(Material provided Opens)
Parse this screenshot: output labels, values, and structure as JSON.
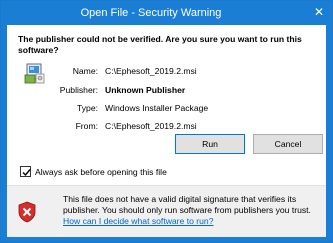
{
  "window": {
    "title": "Open File - Security Warning",
    "close_glyph": "✕"
  },
  "dialog": {
    "question": "The publisher could not be verified.  Are you sure you want to run this software?",
    "icon": "installer-file-icon",
    "details": [
      {
        "label": "Name:",
        "value": "C:\\Ephesoft_2019.2.msi",
        "bold": false
      },
      {
        "label": "Publisher:",
        "value": "Unknown Publisher",
        "bold": true
      },
      {
        "label": "Type:",
        "value": "Windows Installer Package",
        "bold": false
      },
      {
        "label": "From:",
        "value": "C:\\Ephesoft_2019.2.msi",
        "bold": false
      }
    ],
    "buttons": {
      "run": "Run",
      "cancel": "Cancel"
    },
    "checkbox": {
      "label": "Always ask before opening this file",
      "checked": true
    }
  },
  "info": {
    "icon": "shield-error-icon",
    "message": "This file does not have a valid digital signature that verifies its publisher.  You should only run software from publishers you trust.",
    "link": "How can I decide what software to run?"
  },
  "colors": {
    "titlebar": "#1a7fd4",
    "link": "#0066cc",
    "shield_red": "#d62d2d"
  }
}
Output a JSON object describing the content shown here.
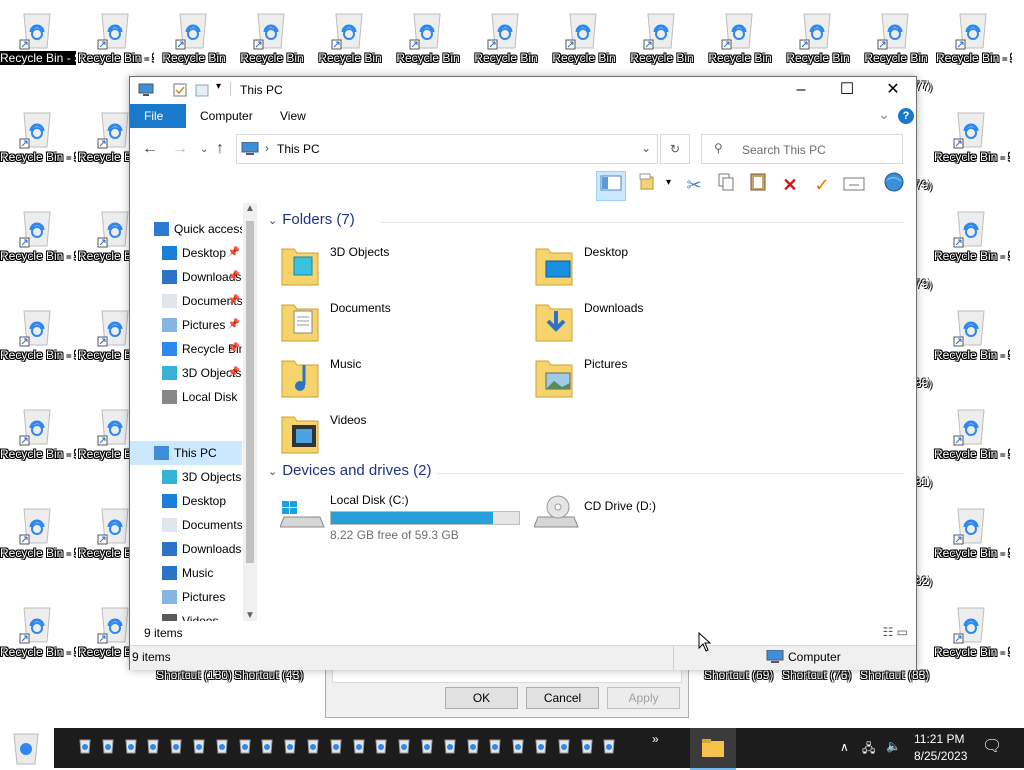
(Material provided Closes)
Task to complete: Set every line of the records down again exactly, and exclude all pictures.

Result of the task:
Parse this screenshot: output labels, values, and structure as JSON.
{
  "window": {
    "title": "Open File - Security Warning",
    "close_glyph": "✕"
  },
  "dialog": {
    "question": "The publisher could not be verified.  Are you sure you want to run this software?",
    "icon": "installer-file-icon",
    "details": [
      {
        "label": "Name:",
        "value": "C:\\Ephesoft_2019.2.msi",
        "bold": false
      },
      {
        "label": "Publisher:",
        "value": "Unknown Publisher",
        "bold": true
      },
      {
        "label": "Type:",
        "value": "Windows Installer Package",
        "bold": false
      },
      {
        "label": "From:",
        "value": "C:\\Ephesoft_2019.2.msi",
        "bold": false
      }
    ],
    "buttons": {
      "run": "Run",
      "cancel": "Cancel"
    },
    "checkbox": {
      "label": "Always ask before opening this file",
      "checked": true
    }
  },
  "info": {
    "icon": "shield-error-icon",
    "message": "This file does not have a valid digital signature that verifies its publisher.  You should only run software from publishers you trust.",
    "link": "How can I decide what software to run?"
  },
  "colors": {
    "titlebar": "#1a7fd4",
    "link": "#0066cc",
    "shield_red": "#d62d2d"
  }
}
Output a JSON object describing the content shown here.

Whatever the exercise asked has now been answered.